Occasional writer for the IOP's Physics World.


A scanning electron microscope (SEM) image of a DBR made up of alternating layers of porous and non-porous GaN

Porous GaN

The research during my PhD was focused on the development of porous GaN devices. I was using nanoscale porosity to engineer material performance for electrical and optical devices, such as LEDs and sensors.

Distributed Bragg Reflectors (DBRs)

We have developed an electrochemical etching process that targets conductive regions of GaN to form nanopores. This has been demonstrated by forming layered distributed Bragg reflectors (DBRs). A scanning electron microscope (SEM) image of such a layered porous GaN DBR is shown (right).

The large difference of refractive index between porous GaN and bulk GaN can be used to create a highly reflective structure, which does not introduce strain. By varying the thicknesses of the layers the peak reflected wavelength can be tuned.

The photo below shows the range in reflected colour that we have created in porous DBRs.

 Photograph of porous DBRs, showing how the colour can be tuned across the visible range. This demonstrates only some of the large variation in control we have over the structure using this method.

For UV light sources

Porous GaN also has implications for Ultra-violet (UV) light sources. UV emitting devices have much lower efficiency than their blue counterparts. Efficient UV emitters would be transformative to sterilisation methods, allowing cheap, portable systems for hospitals and water treatment that could reach places where there are currently no effective sterilisation methods.

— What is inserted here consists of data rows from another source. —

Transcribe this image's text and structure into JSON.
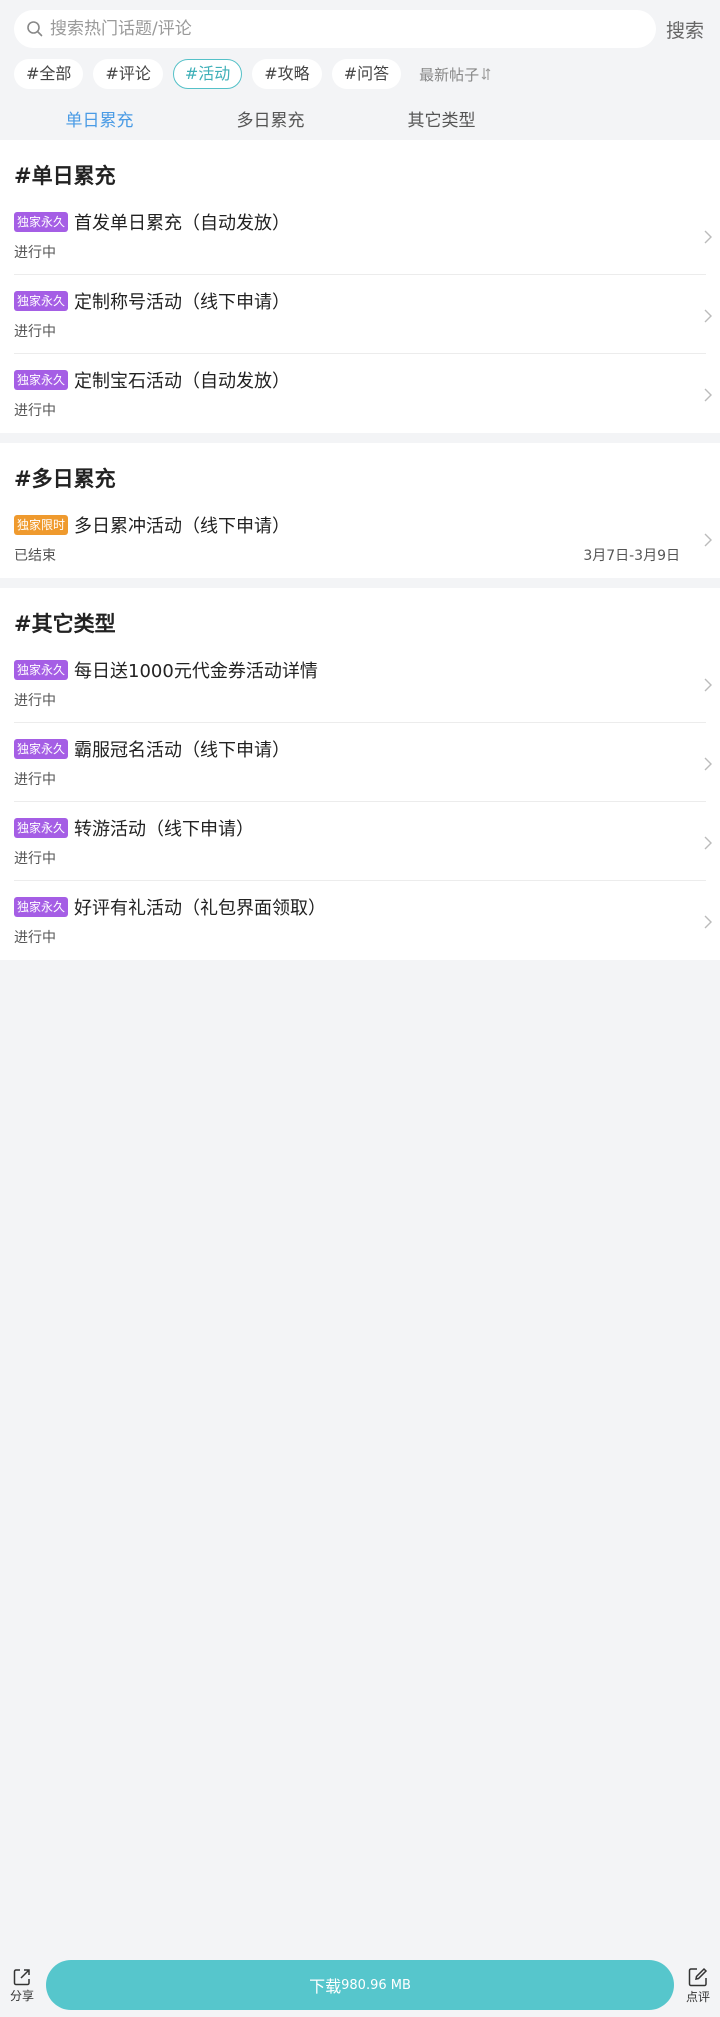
{
  "search": {
    "placeholder": "搜索热门话题/评论",
    "button_label": "搜索"
  },
  "tags": [
    {
      "label": "#全部",
      "active": false
    },
    {
      "label": "#评论",
      "active": false
    },
    {
      "label": "#活动",
      "active": true
    },
    {
      "label": "#攻略",
      "active": false
    },
    {
      "label": "#问答",
      "active": false
    }
  ],
  "sort_label": "最新帖子",
  "subtabs": [
    {
      "label": "单日累充",
      "active": true
    },
    {
      "label": "多日累充",
      "active": false
    },
    {
      "label": "其它类型",
      "active": false
    }
  ],
  "sections": [
    {
      "title": "#单日累充",
      "items": [
        {
          "badge": "独家永久",
          "badge_color": "#a55ee5",
          "title": "首发单日累充（自动发放）",
          "status": "进行中",
          "date": ""
        },
        {
          "badge": "独家永久",
          "badge_color": "#a55ee5",
          "title": "定制称号活动（线下申请）",
          "status": "进行中",
          "date": ""
        },
        {
          "badge": "独家永久",
          "badge_color": "#a55ee5",
          "title": "定制宝石活动（自动发放）",
          "status": "进行中",
          "date": ""
        }
      ]
    },
    {
      "title": "#多日累充",
      "items": [
        {
          "badge": "独家限时",
          "badge_color": "#ef9a2e",
          "title": "多日累冲活动（线下申请）",
          "status": "已结束",
          "date": "3月7日-3月9日"
        }
      ]
    },
    {
      "title": "#其它类型",
      "items": [
        {
          "badge": "独家永久",
          "badge_color": "#a55ee5",
          "title": "每日送1000元代金券活动详情",
          "status": "进行中",
          "date": ""
        },
        {
          "badge": "独家永久",
          "badge_color": "#a55ee5",
          "title": "霸服冠名活动（线下申请）",
          "status": "进行中",
          "date": ""
        },
        {
          "badge": "独家永久",
          "badge_color": "#a55ee5",
          "title": "转游活动（线下申请）",
          "status": "进行中",
          "date": ""
        },
        {
          "badge": "独家永久",
          "badge_color": "#a55ee5",
          "title": "好评有礼活动（礼包界面领取）",
          "status": "进行中",
          "date": ""
        }
      ]
    }
  ],
  "bottom_bar": {
    "share_label": "分享",
    "download_label": "下载",
    "download_size": "980.96 MB",
    "review_label": "点评"
  },
  "colors": {
    "accent": "#56c6cc",
    "tab_active": "#4a9be5",
    "background": "#f3f4f6"
  }
}
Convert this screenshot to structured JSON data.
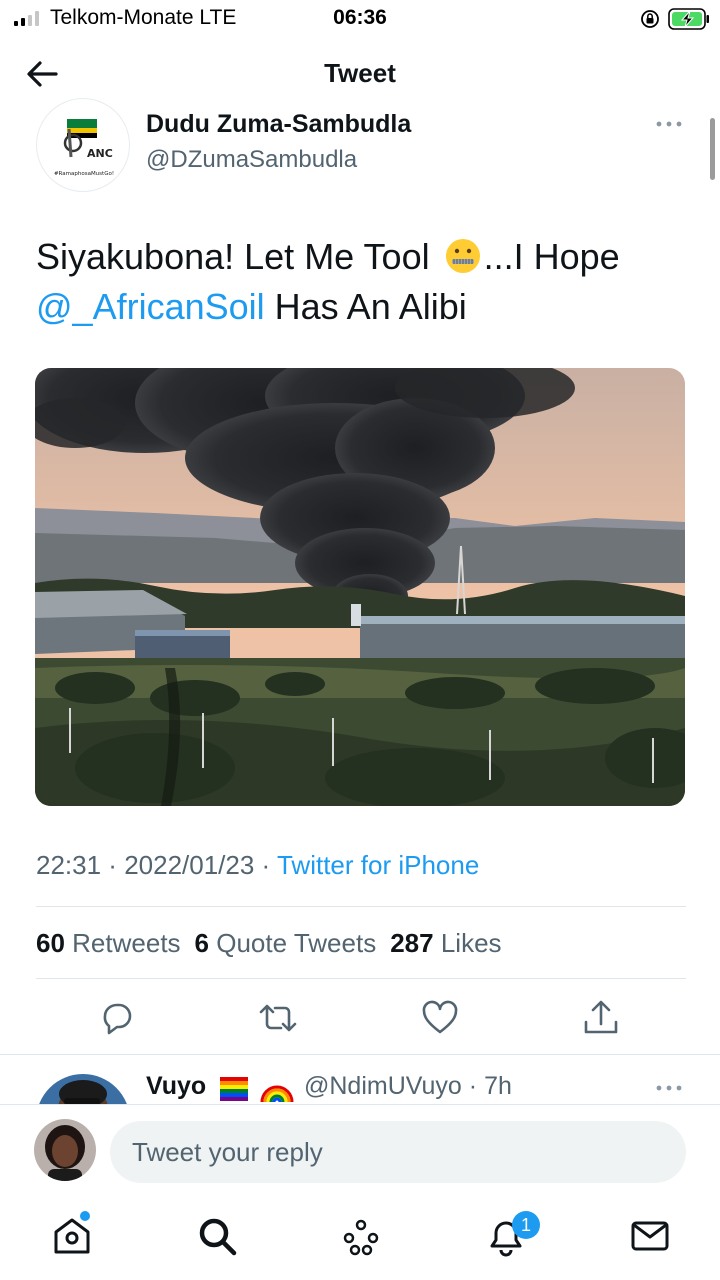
{
  "status_bar": {
    "carrier": "Telkom-Monate  LTE",
    "time": "06:36",
    "icons": [
      "signal-icon",
      "orientation-lock-icon",
      "battery-charging-icon"
    ]
  },
  "header": {
    "title": "Tweet",
    "back_icon": "arrow-left-icon"
  },
  "tweet": {
    "author": {
      "name": "Dudu Zuma-Sambudla",
      "handle": "@DZumaSambudla",
      "avatar_text": "ANC",
      "avatar_caption": "#RamaphosaMustGo!"
    },
    "text_part1": "Siyakubona! Let Me Tool ",
    "text_part2": "...I Hope",
    "mention": "@_AfricanSoil",
    "text_part3": " Has An Alibi",
    "emoji": "zipper-mouth-face",
    "time": "22:31",
    "date": "2022/01/23",
    "source": "Twitter for iPhone",
    "stats": {
      "retweets_count": "60",
      "retweets_label": "Retweets",
      "quotes_count": "6",
      "quotes_label": "Quote Tweets",
      "likes_count": "287",
      "likes_label": "Likes"
    },
    "actions": [
      "reply-icon",
      "retweet-icon",
      "like-icon",
      "share-icon"
    ]
  },
  "reply_preview": {
    "name": "Vuyo",
    "handle": "@NdimUVuyo",
    "time_ago": "7h",
    "separator": "·"
  },
  "composer": {
    "placeholder": "Tweet your reply"
  },
  "tabbar": {
    "tabs": [
      "home-icon",
      "search-icon",
      "spaces-icon",
      "notifications-icon",
      "messages-icon"
    ],
    "notification_badge": "1"
  },
  "colors": {
    "accent": "#1d9bf0",
    "text": "#0f1419",
    "secondary": "#536471"
  }
}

My research aims to improve UV LED efficiency by using an active region with nanoscopic porosity. Localisation in the porous regions should reduce carrier diffusion to non-radiative recombination centres and increase the radiative recombination efficiency. In addition, quantum size effects will shift light emission towards the UV, meaning lower Al content would be required, bypassing several problems with high Al content AlGaN as an emitter.


My work also included development of porous GaN for a variety of uses in sensors, where I was looking to exploit its high surface area and high thermal insulation.

Previous Education

After gaining a first class MEng in Electronic and Electrical Engineering at Imperial College London I came to Cambridge under the Centre for Doctoral Training in Integrated Photonic and Electronic systems (IPES CDT), run jointly with UCL. In the first year of the course I completed two research project as part of an MRes, the second of which was with the Cambridge Centre for Gallium Nitride.